> The problem: Every line that contains the word "this" should be copied from the records below.

Component data from apps and pages

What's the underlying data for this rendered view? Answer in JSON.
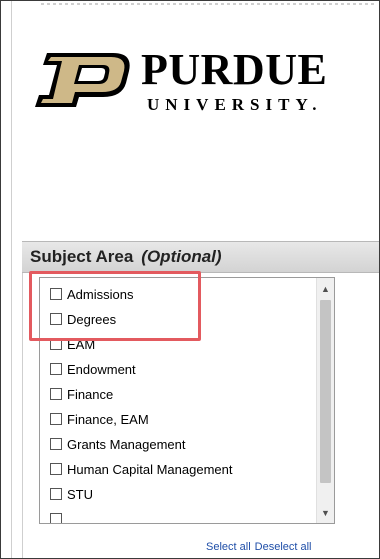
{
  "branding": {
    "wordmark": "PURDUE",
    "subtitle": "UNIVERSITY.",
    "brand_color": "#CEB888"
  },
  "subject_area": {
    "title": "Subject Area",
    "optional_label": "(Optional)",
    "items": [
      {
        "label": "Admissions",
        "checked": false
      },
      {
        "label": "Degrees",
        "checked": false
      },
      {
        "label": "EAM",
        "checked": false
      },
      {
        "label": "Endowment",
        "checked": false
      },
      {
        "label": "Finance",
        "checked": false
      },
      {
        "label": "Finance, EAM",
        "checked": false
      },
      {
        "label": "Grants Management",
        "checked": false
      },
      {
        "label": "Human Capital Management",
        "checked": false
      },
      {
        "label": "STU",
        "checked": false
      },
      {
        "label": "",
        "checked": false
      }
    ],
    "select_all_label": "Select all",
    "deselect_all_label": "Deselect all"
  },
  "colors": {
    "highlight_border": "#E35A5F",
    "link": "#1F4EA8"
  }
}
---
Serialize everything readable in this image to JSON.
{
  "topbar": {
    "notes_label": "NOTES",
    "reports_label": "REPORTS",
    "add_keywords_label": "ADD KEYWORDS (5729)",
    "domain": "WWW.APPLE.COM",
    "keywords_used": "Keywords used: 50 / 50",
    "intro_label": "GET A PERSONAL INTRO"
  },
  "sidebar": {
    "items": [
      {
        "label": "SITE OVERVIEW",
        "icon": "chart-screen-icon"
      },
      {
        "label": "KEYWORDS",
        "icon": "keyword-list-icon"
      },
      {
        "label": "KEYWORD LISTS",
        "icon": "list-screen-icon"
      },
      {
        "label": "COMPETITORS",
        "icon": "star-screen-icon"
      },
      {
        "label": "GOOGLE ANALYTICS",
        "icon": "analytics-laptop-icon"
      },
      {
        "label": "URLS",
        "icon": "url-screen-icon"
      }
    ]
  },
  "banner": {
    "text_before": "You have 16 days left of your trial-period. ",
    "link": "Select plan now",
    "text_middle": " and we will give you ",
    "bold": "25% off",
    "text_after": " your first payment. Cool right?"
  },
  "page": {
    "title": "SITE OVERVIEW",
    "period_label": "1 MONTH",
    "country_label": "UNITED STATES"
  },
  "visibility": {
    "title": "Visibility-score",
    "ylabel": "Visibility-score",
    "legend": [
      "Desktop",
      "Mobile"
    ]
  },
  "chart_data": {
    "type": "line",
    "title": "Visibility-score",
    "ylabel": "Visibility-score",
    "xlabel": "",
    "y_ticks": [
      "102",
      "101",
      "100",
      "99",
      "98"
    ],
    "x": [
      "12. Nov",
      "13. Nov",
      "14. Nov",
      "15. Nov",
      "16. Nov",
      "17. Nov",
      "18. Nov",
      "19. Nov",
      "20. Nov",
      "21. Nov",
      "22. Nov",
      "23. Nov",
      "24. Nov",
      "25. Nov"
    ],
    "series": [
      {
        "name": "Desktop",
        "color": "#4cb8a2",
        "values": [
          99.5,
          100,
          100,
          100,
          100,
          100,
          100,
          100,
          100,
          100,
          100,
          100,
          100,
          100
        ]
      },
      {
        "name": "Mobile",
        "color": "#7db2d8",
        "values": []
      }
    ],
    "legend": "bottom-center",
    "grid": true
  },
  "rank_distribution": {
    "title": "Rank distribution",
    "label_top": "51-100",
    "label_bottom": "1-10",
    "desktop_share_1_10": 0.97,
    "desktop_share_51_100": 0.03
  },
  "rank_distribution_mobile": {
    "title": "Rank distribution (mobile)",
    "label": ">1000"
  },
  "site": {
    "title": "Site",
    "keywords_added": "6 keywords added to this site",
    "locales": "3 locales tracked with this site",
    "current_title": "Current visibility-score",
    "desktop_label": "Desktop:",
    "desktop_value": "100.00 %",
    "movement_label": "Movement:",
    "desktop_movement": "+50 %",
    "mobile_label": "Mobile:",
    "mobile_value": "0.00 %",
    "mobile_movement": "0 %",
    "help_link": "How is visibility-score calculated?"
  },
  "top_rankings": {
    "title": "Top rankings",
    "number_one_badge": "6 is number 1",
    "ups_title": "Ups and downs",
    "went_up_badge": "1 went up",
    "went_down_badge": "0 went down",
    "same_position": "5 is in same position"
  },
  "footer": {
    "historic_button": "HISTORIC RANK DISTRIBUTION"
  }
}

> Task solution:
What's the underlying data for this rendered view? Answer in JSON.
Serialize everything readable in this image to JSON.
    "keywords_added": "6 keywords added to this site",
    "locales": "3 locales tracked with this site",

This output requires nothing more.